The Saphire Plaza Premium lounge has seating for 240 guests. On admission, the lounge dragon told me there were no in-lounge boarding calls for Scoot flights, but that doesn’t really matter. General boarding calls are made over the airport’s main PA system, which is so loud you’ll definitely hear it in the lounge as well.
One important thing to state upfront: this lounge is warm. Very warm. Terminal 3 enjoys abundant natural light thanks to the liberal use of full height glass panels, but this also creates a greenhouse effect. Ventilation is poor, and depending on the weather you may end up sweating in some areas after a while.

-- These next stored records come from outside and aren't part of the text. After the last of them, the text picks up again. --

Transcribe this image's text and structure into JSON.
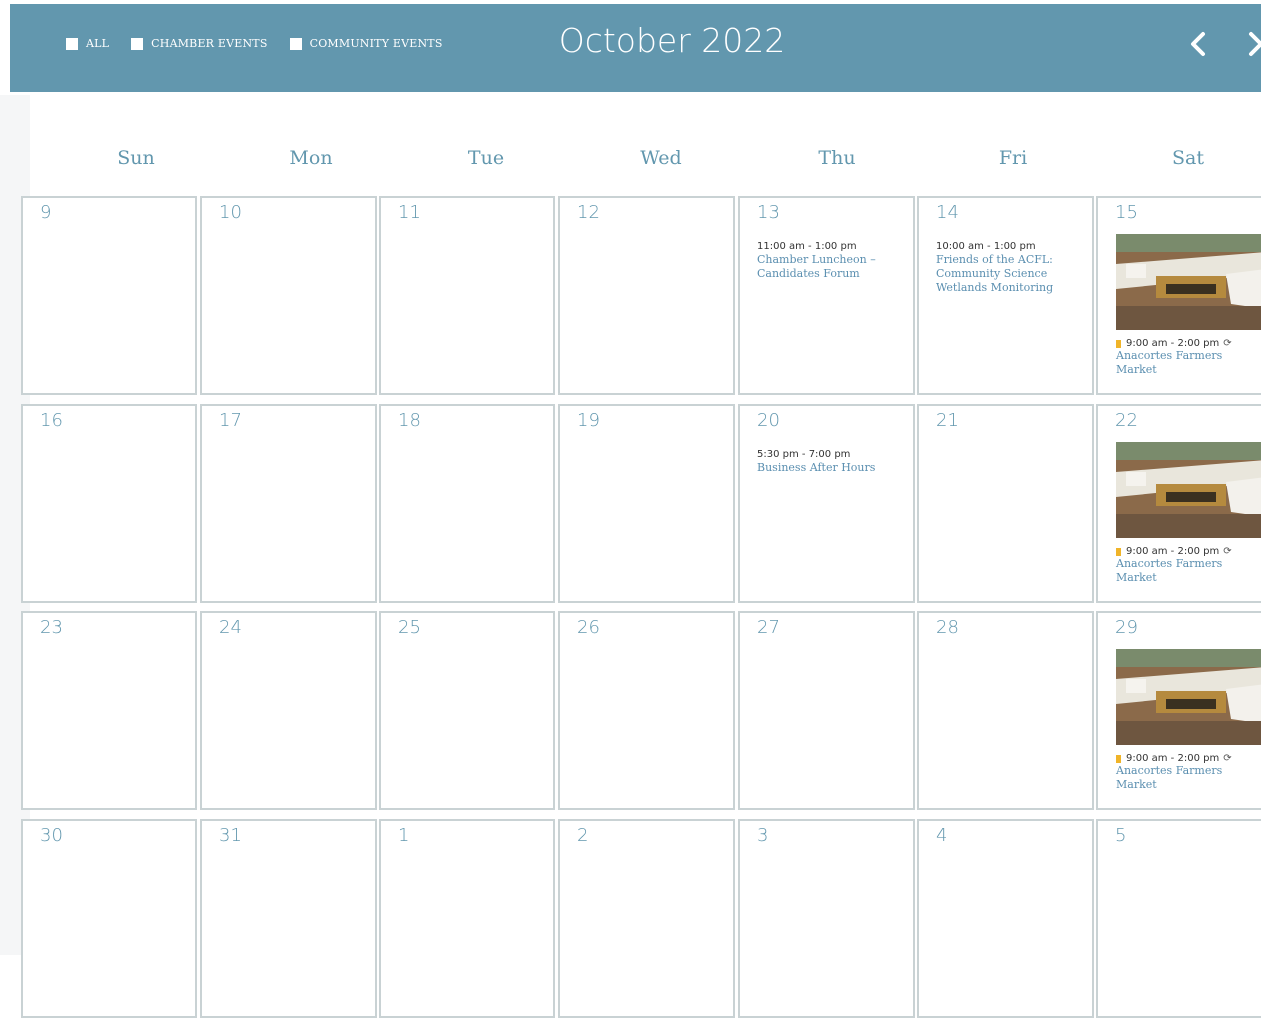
{
  "header": {
    "filters": [
      "ALL",
      "CHAMBER EVENTS",
      "COMMUNITY EVENTS"
    ],
    "month_title": "October 2022",
    "prev_icon": "chevron-left-icon",
    "next_icon": "chevron-right-icon"
  },
  "weekdays": [
    "Sun",
    "Mon",
    "Tue",
    "Wed",
    "Thu",
    "Fri",
    "Sat"
  ],
  "weeks": [
    [
      "9",
      "10",
      "11",
      "12",
      "13",
      "14",
      "15"
    ],
    [
      "16",
      "17",
      "18",
      "19",
      "20",
      "21",
      "22"
    ],
    [
      "23",
      "24",
      "25",
      "26",
      "27",
      "28",
      "29"
    ],
    [
      "30",
      "31",
      "1",
      "2",
      "3",
      "4",
      "5"
    ]
  ],
  "events": {
    "thu13": {
      "time": "11:00 am - 1:00 pm",
      "title": "Chamber Luncheon – Candidates Forum"
    },
    "fri14": {
      "time": "10:00 am - 1:00 pm",
      "title": "Friends of the ACFL: Community Science Wetlands Monitoring"
    },
    "thu20": {
      "time": "5:30 pm - 7:00 pm",
      "title": "Business After Hours"
    },
    "market": {
      "time": "9:00 am - 2:00 pm",
      "title": "Anacortes Farmers Market",
      "repeat_icon": "repeat-icon",
      "flag_color": "#f0b429"
    }
  },
  "colors": {
    "header": "#6297ae",
    "accent": "#6297ae",
    "cell_border": "#c9d2d4",
    "link": "#5b8fb0"
  }
}
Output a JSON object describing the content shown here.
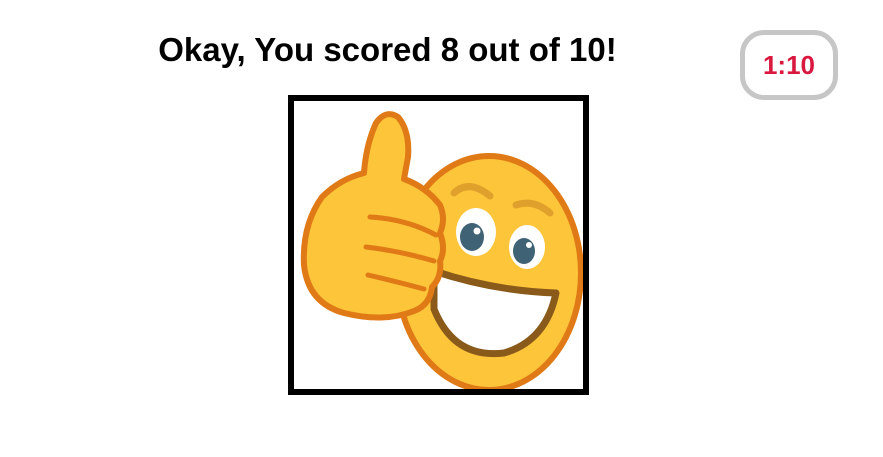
{
  "result": {
    "title": "Okay, You scored 8 out of 10!"
  },
  "timer": {
    "value": "1:10"
  },
  "image": {
    "icon": "thumbs-up-smiley-icon"
  },
  "colors": {
    "timer_text": "#d8183f",
    "timer_border": "#c6c6c6",
    "frame_border": "#000000",
    "emoji_fill": "#fdc53a",
    "emoji_outline": "#e07a16"
  }
}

Entering the lounge and turning right takes you to the so-called “quiet zone”, which features armchair-style seating, a few recliners with ottomans facing the tarmac, and productivity pods configured in a hexagonal shape.
Turning left takes you to the lounge proper. Seating here is a mix of armchair, bar tables and additional productivity pods.
The lounge enjoys good views of the tarmac, as well as the U-shaped terminal building.
The bar marks the centre of the lounge, though there’s not a lot of bar seating on offer- just a few high chairs on the opposite end.
Around the bar were a couple of communal work tables, each with their own power outlet and USB ports.
Further on was the buffet area, with a few two-top dining tables.
At the rear of the lounge was a spillover seating area, with armchairs and some uncomfortable-looking circular bench seating, which I think you’d only take as a last resort.
Power & Productivity
The Wi-Fi network in the Saphire Plaza Premium Lounge is abysmally slow, barely registering 1-2 Mbps up and down. I’ve had Wi-Fi sessions 35,000 ft in the air that were faster than this.
Power outlets and USB Type-A ports can be found throughout the lounge, but the outlets only accept Type A, Type C and Type I plugs (Australia, Europe, US/Japan).
However, if you manage to snag a productivity pod, you’ll find a universal power outlet that can take Singapore style Type G plugs too.
Food & Beverage
The self-serve buffet was arranged around a small rectangular table. Items were replenished regularly and looked fresh, though there were a lot of flies hovering around the fruits.
The hot food options were mostly Indonesian, with fried noodles, a choice of stir-fried vegetables, and curry chicken. A couple of Western options were available, but both were carbs- a spaghetti smothered in cheese, and some potatoes.
Surprisingly, the drinks selection was extremely limited. First of all, there’s no alcohol, not even canned beer (previous reports mention wine and beer were available- just my bad luck?). All drinks had to be requested at the bar, and if you didn’t take coffee or tea, you basically had Coke and Sprite to choose from (plus bottled water, thankfully).
At the rear of the lounge are three shower rooms. Unfortunately, these were out of service during my visit, so I couldn’t take a look inside.
The Saphire Plaza Premium Lounge is a decent place to wait for a flight, with varied seating types, plentiful power outlets and a serviceable buffet. The real disappointment is the lack of alcohol, plus the slow Wi-Fi. The lounge’s poor ventilation (despite it being open air) is another major issue, and a few portable A/C units would have really helped.
But in any case, it’s not like you have a choice. This is the only lounge available to non-Garuda passengers at the moment, and it sure beats sitting in the terminal.